Types of Strokes
About 87 percent of all strokes are ischemic strokes. These occur when a blood vessel to the brain is suddenly blocked.
Without the oxygen carried by blood, the brain will die, resulting in the body's inability to work properly.
Hemorrhagic strokes account for only 13 percent of all strokes, but are much more serious. In these cases, an artery in the brain leaks or bursts, causing bleeding in the brain or near its surface.
Do not disregard stroke symptoms that quickly disappear. They could be the sign of a transient ischemic attack, also known as a TIA or mini stroke. TIAs serve as a warning sign that a real stroke is imminent, but early treatment for TIAs can help prevent full-blown strokes.
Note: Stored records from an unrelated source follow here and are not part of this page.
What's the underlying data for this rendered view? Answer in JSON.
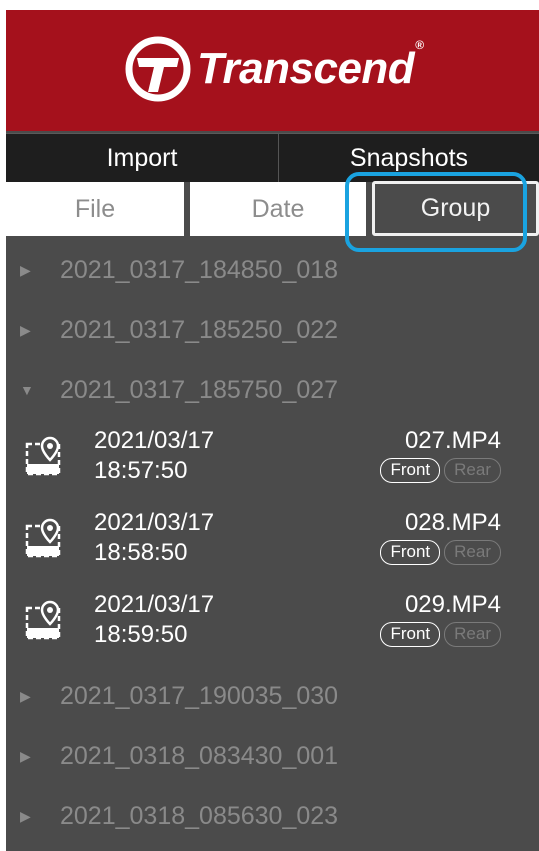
{
  "brand": {
    "name": "Transcend",
    "registered": "®"
  },
  "top_tabs": [
    "Import",
    "Snapshots"
  ],
  "sort_tabs": {
    "file": "File",
    "date": "Date",
    "group": "Group",
    "selected": "Group"
  },
  "groups_before": [
    {
      "label": "2021_0317_184850_018",
      "expanded": false
    },
    {
      "label": "2021_0317_185250_022",
      "expanded": false
    },
    {
      "label": "2021_0317_185750_027",
      "expanded": true
    }
  ],
  "files": [
    {
      "date": "2021/03/17",
      "time": "18:57:50",
      "name": "027.MP4",
      "front": "Front",
      "rear": "Rear",
      "icon": "video-location-icon"
    },
    {
      "date": "2021/03/17",
      "time": "18:58:50",
      "name": "028.MP4",
      "front": "Front",
      "rear": "Rear",
      "icon": "video-location-icon"
    },
    {
      "date": "2021/03/17",
      "time": "18:59:50",
      "name": "029.MP4",
      "front": "Front",
      "rear": "Rear",
      "icon": "video-location-icon"
    }
  ],
  "groups_after": [
    {
      "label": "2021_0317_190035_030",
      "expanded": false
    },
    {
      "label": "2021_0318_083430_001",
      "expanded": false
    },
    {
      "label": "2021_0318_085630_023",
      "expanded": false
    }
  ],
  "colors": {
    "header": "#a5111c",
    "panel": "#4b4b4b",
    "tabbar": "#1e1e1e",
    "highlight": "#1aa3e0"
  }
}
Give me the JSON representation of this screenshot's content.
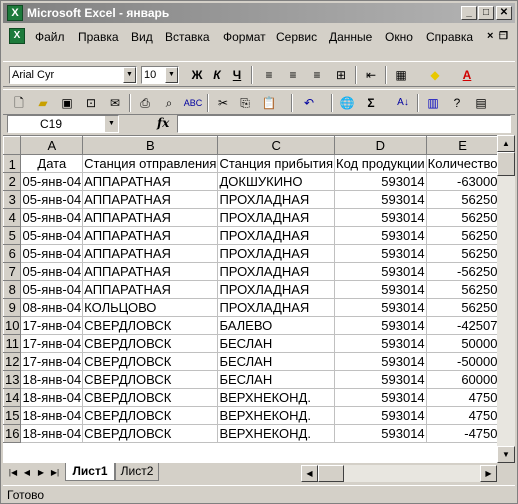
{
  "window": {
    "title": "Microsoft Excel - январь"
  },
  "menu": [
    "Файл",
    "Правка",
    "Вид",
    "Вставка",
    "Формат",
    "Сервис",
    "Данные",
    "Окно",
    "Справка"
  ],
  "format_toolbar": {
    "font": "Arial Cyr",
    "size": "10",
    "bold": "Ж",
    "italic": "К",
    "underline": "Ч"
  },
  "formula_bar": {
    "cell_ref": "C19",
    "fx": "fx",
    "value": ""
  },
  "columns": [
    "A",
    "B",
    "C",
    "D",
    "E"
  ],
  "header_row": {
    "num": "1",
    "cells": [
      "Дата",
      "Станция отправления",
      "Станция прибытия",
      "Код продукции",
      "Количество"
    ]
  },
  "rows": [
    {
      "num": "2",
      "date": "05-янв-04",
      "from": "АППАРАТНАЯ",
      "to": "ДОКШУКИНО",
      "code": "593014",
      "qty": "-63000"
    },
    {
      "num": "3",
      "date": "05-янв-04",
      "from": "АППАРАТНАЯ",
      "to": "ПРОХЛАДНАЯ",
      "code": "593014",
      "qty": "56250"
    },
    {
      "num": "4",
      "date": "05-янв-04",
      "from": "АППАРАТНАЯ",
      "to": "ПРОХЛАДНАЯ",
      "code": "593014",
      "qty": "56250"
    },
    {
      "num": "5",
      "date": "05-янв-04",
      "from": "АППАРАТНАЯ",
      "to": "ПРОХЛАДНАЯ",
      "code": "593014",
      "qty": "56250"
    },
    {
      "num": "6",
      "date": "05-янв-04",
      "from": "АППАРАТНАЯ",
      "to": "ПРОХЛАДНАЯ",
      "code": "593014",
      "qty": "56250"
    },
    {
      "num": "7",
      "date": "05-янв-04",
      "from": "АППАРАТНАЯ",
      "to": "ПРОХЛАДНАЯ",
      "code": "593014",
      "qty": "-56250"
    },
    {
      "num": "8",
      "date": "05-янв-04",
      "from": "АППАРАТНАЯ",
      "to": "ПРОХЛАДНАЯ",
      "code": "593014",
      "qty": "56250"
    },
    {
      "num": "9",
      "date": "08-янв-04",
      "from": "КОЛЬЦОВО",
      "to": "ПРОХЛАДНАЯ",
      "code": "593014",
      "qty": "56250"
    },
    {
      "num": "10",
      "date": "17-янв-04",
      "from": "СВЕРДЛОВСК",
      "to": "БАЛЕВО",
      "code": "593014",
      "qty": "-42507"
    },
    {
      "num": "11",
      "date": "17-янв-04",
      "from": "СВЕРДЛОВСК",
      "to": "БЕСЛАН",
      "code": "593014",
      "qty": "50000"
    },
    {
      "num": "12",
      "date": "17-янв-04",
      "from": "СВЕРДЛОВСК",
      "to": "БЕСЛАН",
      "code": "593014",
      "qty": "-50000"
    },
    {
      "num": "13",
      "date": "18-янв-04",
      "from": "СВЕРДЛОВСК",
      "to": "БЕСЛАН",
      "code": "593014",
      "qty": "60000"
    },
    {
      "num": "14",
      "date": "18-янв-04",
      "from": "СВЕРДЛОВСК",
      "to": "ВЕРХНЕКОНД.",
      "code": "593014",
      "qty": "4750"
    },
    {
      "num": "15",
      "date": "18-янв-04",
      "from": "СВЕРДЛОВСК",
      "to": "ВЕРХНЕКОНД.",
      "code": "593014",
      "qty": "4750"
    },
    {
      "num": "16",
      "date": "18-янв-04",
      "from": "СВЕРДЛОВСК",
      "to": "ВЕРХНЕКОНД.",
      "code": "593014",
      "qty": "-4750"
    }
  ],
  "sheets": [
    {
      "name": "Лист1",
      "active": true
    },
    {
      "name": "Лист2",
      "active": false
    }
  ],
  "status": "Готово"
}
Brain damage can start within minutes of a stroke, so it's important to recognize symptoms and act quickly. Quick response may mean the difference between short-term and permanent disability, as well as less chance of brain damage and greater chance of full recovery.
For additional information, visit strokeassociation.org.